Installing extensions is pretty easy. You just click the extension quick icon on the left bar and search through the market place. I searched for java, and I went with installing the following:
- Red Hat: Language Support for Java(TM) by Red Hat – Java Linting, IntelliSense, formatting, refactoring, Maven/Gradle support and more…
- Microsoft: Debugger for Java – a lightweight Java debugger for Visual Studio Code
- Microsoft: Java Test Runner – Run and debug JUnit or TestNG test cases
- Wei Shen: Tomcat for Java – Debug or run your java war package in Apache Tomcat

!!! Careful with the extensions. It might cause your IDE to become unstable. That’s the reason I tried to stay with the lowest number of installed extensions.
Also I wanted big reputable companies behind the chosen extensions. (The outliner is the Tomcat extension which is community supported).

The java Language Server here is where all the java magic is coming from. Features like auto complete, diagnostics, go to definition, find all references and alike can be found in one of the projects used. Eclipse JDT brings in important features like Java debug support, and annotation processing infrastructure.

I am not going to enumerate the few problems I run into, b/c judging by the release schedule and the amount of contributors, activity and attention this project gets, my issues will be solved in no time. Also the main things I rely on are coming from the Eclipse foundation, they are stable and proved projects. All I can say is that after I installed the java extension, there was absolutely no feature I was missing in an IDE. Here is what I tried/needed.
- open/setup maven project
- clean/build/test maven project
- run/debug independent Junit test
- format file
- run/debug war file on Tomcat
- auto reload jsp code on Tomcat
- InteliSense with all features: code completion, see java doc, jump to, etc
- built in bash terminal
- jump to current file in tree panel
- diff file(s) to HEAD or to other branches
- quickly search and jump to files in project
- highlighting of syntax error in the editor
- code refactoring assistance
- auto import
- generate code (java bean getters/setters)
- problems panel: where I can see my annotated TODO/FIXME + other potential problems
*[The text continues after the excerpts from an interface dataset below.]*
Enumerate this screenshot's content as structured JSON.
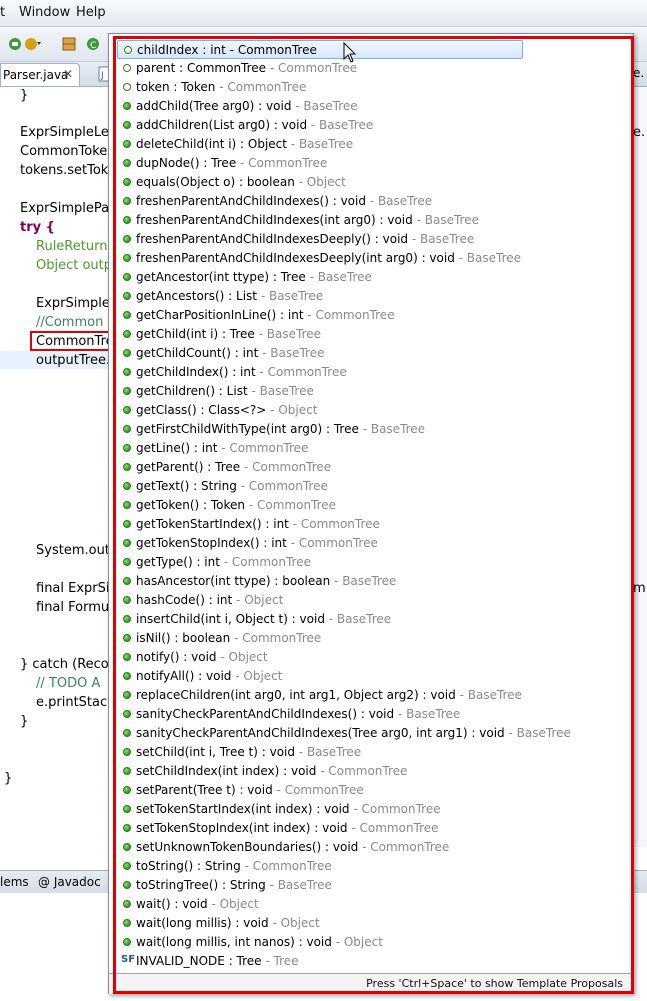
{
  "menubar": {
    "items": [
      "t",
      "Window",
      "Help"
    ]
  },
  "editor_tab": {
    "label": "Parser.java",
    "close": "✕"
  },
  "code": {
    "lines": [
      {
        "text": "}",
        "y": 0
      },
      {
        "text": "ExprSimpleLex",
        "y": 0
      },
      {
        "text": "CommonToke",
        "y": 0
      },
      {
        "text": "tokens.setToke",
        "y": 0
      },
      {
        "text": "ExprSimplePar",
        "y": 0
      },
      {
        "text": "try {",
        "y": 0
      },
      {
        "text": "RuleReturnS",
        "y": 0
      },
      {
        "text": "Object outp",
        "y": 0
      },
      {
        "text": "ExprSimpleI",
        "y": 0
      },
      {
        "text": "//Common",
        "y": 0
      },
      {
        "text": "CommonTre",
        "y": 0
      },
      {
        "text": "outputTree.",
        "y": 0
      },
      {
        "text": "System.out.",
        "y": 0
      },
      {
        "text": "final ExprSi",
        "y": 0
      },
      {
        "text": "final Formu",
        "y": 0
      },
      {
        "text": "} catch (Recog",
        "y": 0
      },
      {
        "text": "// TODO A",
        "y": 0
      },
      {
        "text": "e.printStack",
        "y": 0
      },
      {
        "text": "}",
        "y": 0
      },
      {
        "text": "}",
        "y": 0
      }
    ],
    "right_fragments": [
      "e.",
      "m"
    ]
  },
  "bottom_tabs": [
    "lems",
    "@ Javadoc"
  ],
  "popup": {
    "status": "Press 'Ctrl+Space' to show Template Proposals",
    "proposals": [
      {
        "sig": "childIndex : int",
        "decl": "CommonTree",
        "kind": "field",
        "selected": true
      },
      {
        "sig": "parent : CommonTree",
        "decl": "CommonTree",
        "kind": "field"
      },
      {
        "sig": "token : Token",
        "decl": "CommonTree",
        "kind": "field"
      },
      {
        "sig": "addChild(Tree arg0) : void",
        "decl": "BaseTree",
        "kind": "method"
      },
      {
        "sig": "addChildren(List arg0) : void",
        "decl": "BaseTree",
        "kind": "method"
      },
      {
        "sig": "deleteChild(int i) : Object",
        "decl": "BaseTree",
        "kind": "method"
      },
      {
        "sig": "dupNode() : Tree",
        "decl": "CommonTree",
        "kind": "method"
      },
      {
        "sig": "equals(Object o) : boolean",
        "decl": "Object",
        "kind": "method"
      },
      {
        "sig": "freshenParentAndChildIndexes() : void",
        "decl": "BaseTree",
        "kind": "method"
      },
      {
        "sig": "freshenParentAndChildIndexes(int arg0) : void",
        "decl": "BaseTree",
        "kind": "method"
      },
      {
        "sig": "freshenParentAndChildIndexesDeeply() : void",
        "decl": "BaseTree",
        "kind": "method"
      },
      {
        "sig": "freshenParentAndChildIndexesDeeply(int arg0) : void",
        "decl": "BaseTree",
        "kind": "method"
      },
      {
        "sig": "getAncestor(int ttype) : Tree",
        "decl": "BaseTree",
        "kind": "method"
      },
      {
        "sig": "getAncestors() : List",
        "decl": "BaseTree",
        "kind": "method"
      },
      {
        "sig": "getCharPositionInLine() : int",
        "decl": "CommonTree",
        "kind": "method"
      },
      {
        "sig": "getChild(int i) : Tree",
        "decl": "BaseTree",
        "kind": "method"
      },
      {
        "sig": "getChildCount() : int",
        "decl": "BaseTree",
        "kind": "method"
      },
      {
        "sig": "getChildIndex() : int",
        "decl": "CommonTree",
        "kind": "method"
      },
      {
        "sig": "getChildren() : List",
        "decl": "BaseTree",
        "kind": "method"
      },
      {
        "sig": "getClass() : Class<?>",
        "decl": "Object",
        "kind": "method"
      },
      {
        "sig": "getFirstChildWithType(int arg0) : Tree",
        "decl": "BaseTree",
        "kind": "method"
      },
      {
        "sig": "getLine() : int",
        "decl": "CommonTree",
        "kind": "method"
      },
      {
        "sig": "getParent() : Tree",
        "decl": "CommonTree",
        "kind": "method"
      },
      {
        "sig": "getText() : String",
        "decl": "CommonTree",
        "kind": "method"
      },
      {
        "sig": "getToken() : Token",
        "decl": "CommonTree",
        "kind": "method"
      },
      {
        "sig": "getTokenStartIndex() : int",
        "decl": "CommonTree",
        "kind": "method"
      },
      {
        "sig": "getTokenStopIndex() : int",
        "decl": "CommonTree",
        "kind": "method"
      },
      {
        "sig": "getType() : int",
        "decl": "CommonTree",
        "kind": "method"
      },
      {
        "sig": "hasAncestor(int ttype) : boolean",
        "decl": "BaseTree",
        "kind": "method"
      },
      {
        "sig": "hashCode() : int",
        "decl": "Object",
        "kind": "method"
      },
      {
        "sig": "insertChild(int i, Object t) : void",
        "decl": "BaseTree",
        "kind": "method"
      },
      {
        "sig": "isNil() : boolean",
        "decl": "CommonTree",
        "kind": "method"
      },
      {
        "sig": "notify() : void",
        "decl": "Object",
        "kind": "method"
      },
      {
        "sig": "notifyAll() : void",
        "decl": "Object",
        "kind": "method"
      },
      {
        "sig": "replaceChildren(int arg0, int arg1, Object arg2) : void",
        "decl": "BaseTree",
        "kind": "method"
      },
      {
        "sig": "sanityCheckParentAndChildIndexes() : void",
        "decl": "BaseTree",
        "kind": "method"
      },
      {
        "sig": "sanityCheckParentAndChildIndexes(Tree arg0, int arg1) : void",
        "decl": "BaseTree",
        "kind": "method"
      },
      {
        "sig": "setChild(int i, Tree t) : void",
        "decl": "BaseTree",
        "kind": "method"
      },
      {
        "sig": "setChildIndex(int index) : void",
        "decl": "CommonTree",
        "kind": "method"
      },
      {
        "sig": "setParent(Tree t) : void",
        "decl": "CommonTree",
        "kind": "method"
      },
      {
        "sig": "setTokenStartIndex(int index) : void",
        "decl": "CommonTree",
        "kind": "method"
      },
      {
        "sig": "setTokenStopIndex(int index) : void",
        "decl": "CommonTree",
        "kind": "method"
      },
      {
        "sig": "setUnknownTokenBoundaries() : void",
        "decl": "CommonTree",
        "kind": "method"
      },
      {
        "sig": "toString() : String",
        "decl": "CommonTree",
        "kind": "method"
      },
      {
        "sig": "toStringTree() : String",
        "decl": "BaseTree",
        "kind": "method"
      },
      {
        "sig": "wait() : void",
        "decl": "Object",
        "kind": "method"
      },
      {
        "sig": "wait(long millis) : void",
        "decl": "Object",
        "kind": "method"
      },
      {
        "sig": "wait(long millis, int nanos) : void",
        "decl": "Object",
        "kind": "method"
      },
      {
        "sig": "INVALID_NODE : Tree",
        "decl": "Tree",
        "kind": "static"
      }
    ]
  },
  "colors": {
    "highlight": "#e30000",
    "keyword": "#7f0055",
    "comment": "#3f7f5f",
    "method_icon": "#2f9a1d",
    "declaring_type": "#8a8a8a"
  }
}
Conclusion. Although this IDE is relative new (about 3 years old), I feel like for me it’s the most suitable IDE I have ever tried. It seemed like it was designed for ease of use, with a minimalist default setup. It has about the right amount of features and it has the 21st century look and feel. It is not there yet, but I will be coming back on each one of the new releases, until I will fully adopt it as my main IDE.